    That rights come with responsibilities I believe very few will argue against. We may disagree on what those responsibilities *are*.

    That there is a notion of a social contract very few will disagree with. That a social contract exists in reality is the fundamental disagreement and "why there's all this fuss here over this".

    "Main reason for that is that everyone knows that the state would last about )( that long on voluntary payments." – John Lopez

    Somehow, that's not inclining me to suddenly lean against voluntary taxes. 🙂

  25. Daryl McCullough on October 24, 2006 at 04:01

    For those who ask why we need government to enforce the payment of taxes, I agree completely: If it is such a good thing, why can't people pay it voluntarily? I ask the same thing about private property. Why can't we allow for voluntary enforcement of property rights? I believe in private property, but not if it requires the threat of violence.

  26. Richard Nikoley on October 24, 2006 at 18:23

    John:

    Yes, well that's part of the plan, isn't it? Once you achieve a majority of voters who are net consumers, then you're all set (as a politician).

    I'm not certain, but the last figures I read as to who "contributes" what seem to suggest that we passed that state some time ago.

  27. Ironbear on October 24, 2006 at 14:54

    "Why can't we allow for voluntary enforcement of property rights? I believe in private property, but not if it requires the threat of violence." – Daryl McCullough

    Is it the threat of violence that's the problem, or is it the monopoly of government violence coupled with an inability to opt out?

    I'm not asking to be a smartass, I'm honestly curious about that statement.

  28. John Lopez on October 24, 2006 at 18:15

    Billy-Jay,

    The taxes as payment for public goods argument would be a lot more compelling if there were any correlation between taxes paid and services used.

    A variant of the argument could be made: since most people are net tax consumers, most people get services that are worth more than the taxes they pay. As far as the net tax payers go, fuck 'em: it isn't like they're gonna stop paying for everyone else any time soon, and the votes are overwhelmingly on the side of net tax consumers anyways.

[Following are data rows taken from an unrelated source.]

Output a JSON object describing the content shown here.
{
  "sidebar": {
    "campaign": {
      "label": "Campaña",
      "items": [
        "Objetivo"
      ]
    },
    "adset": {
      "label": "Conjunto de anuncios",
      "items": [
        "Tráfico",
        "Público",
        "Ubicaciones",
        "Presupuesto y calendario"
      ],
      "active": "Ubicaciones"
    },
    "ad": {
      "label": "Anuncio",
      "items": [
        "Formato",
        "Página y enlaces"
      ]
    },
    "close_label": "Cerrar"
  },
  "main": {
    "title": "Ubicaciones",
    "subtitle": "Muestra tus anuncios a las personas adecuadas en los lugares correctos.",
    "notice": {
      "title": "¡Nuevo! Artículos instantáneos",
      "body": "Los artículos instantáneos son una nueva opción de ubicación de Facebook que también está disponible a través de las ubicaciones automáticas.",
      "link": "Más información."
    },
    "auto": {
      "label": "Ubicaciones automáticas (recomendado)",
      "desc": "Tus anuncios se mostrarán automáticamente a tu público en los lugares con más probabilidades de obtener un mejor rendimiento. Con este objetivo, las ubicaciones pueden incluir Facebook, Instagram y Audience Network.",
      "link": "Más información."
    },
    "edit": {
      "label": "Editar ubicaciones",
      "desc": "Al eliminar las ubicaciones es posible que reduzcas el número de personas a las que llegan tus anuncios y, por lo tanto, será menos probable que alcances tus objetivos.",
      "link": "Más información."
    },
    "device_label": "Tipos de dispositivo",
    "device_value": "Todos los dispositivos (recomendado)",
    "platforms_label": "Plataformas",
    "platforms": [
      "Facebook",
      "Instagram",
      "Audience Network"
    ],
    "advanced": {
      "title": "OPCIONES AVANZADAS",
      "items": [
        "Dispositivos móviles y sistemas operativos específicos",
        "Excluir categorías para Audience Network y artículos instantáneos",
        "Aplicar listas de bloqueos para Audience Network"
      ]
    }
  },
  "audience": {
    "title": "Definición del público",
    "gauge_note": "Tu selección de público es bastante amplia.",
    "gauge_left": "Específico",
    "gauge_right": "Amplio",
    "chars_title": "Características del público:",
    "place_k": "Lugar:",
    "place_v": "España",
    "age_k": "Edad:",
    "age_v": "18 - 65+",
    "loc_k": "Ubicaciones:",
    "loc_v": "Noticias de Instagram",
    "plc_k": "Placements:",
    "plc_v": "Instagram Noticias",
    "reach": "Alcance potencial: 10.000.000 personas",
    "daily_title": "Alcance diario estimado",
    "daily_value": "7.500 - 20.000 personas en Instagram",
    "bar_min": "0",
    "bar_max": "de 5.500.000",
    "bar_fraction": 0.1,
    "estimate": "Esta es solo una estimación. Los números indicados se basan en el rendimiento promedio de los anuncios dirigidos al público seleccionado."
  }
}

    The problem with that line of argument from a statist's point of view though is that it exposes the nature of the system a little too clearly.

  29. billy-jay on October 25, 2006 at 06:42

    John,

    The problem with that line of argument from a statist's point of view though is that it exposes the nature of the system a little too clearly.

    A little too clearly? More clearly than "taxes are theft"? Maybe I misunderstand you.

    The thing with the "taxes are theft" argument, as evidenced above, is that some people just flat out don't believe it. If you approach it from a somewhat different angle, you might change their mind. That's if you're interested in changing minds (yes, I'm familiar with JTK's thoughts on rational evangelism), but I think it can only help if you can convert a handful along the way.

    Another thing with the tax consumer bit: sure, they may be getting more "services" than they're paying for, but are they interested in those services? War in Iraq, Bureau of Indian Affairs, Social Security: these are not things that everyone is interested in.

  30. John Lopez on October 25, 2006 at 19:08

    Billy-jay,

    My point was that the argument I gave, while it would tend to support the argument for taxation for most statists, would expose the nature of the system as a consequence of the argument.

    As you say, "Taxes are theft" can be wished away with "no they ain't". It's harder though to make an argument that rests on the idea that most people are living off of a few people and at the same time ignore that most people are living off of a few people – the implication is too direct to evade. Implicit in this is that it's emotionally unpalatable for statists (especially conservatives) to admit that they're living off of other people.

    Don't think that I'm arguing a position I actually believe in, here. I find it useful and amusing to offer my opponents boody-trapped arguments.

Leave a Comment

You must be logged in to post a comment.

YouTube1k
YouTube
Pinterest118k
Pinterest
fb-share-icon
40
45
Follow by Email8k
RSS780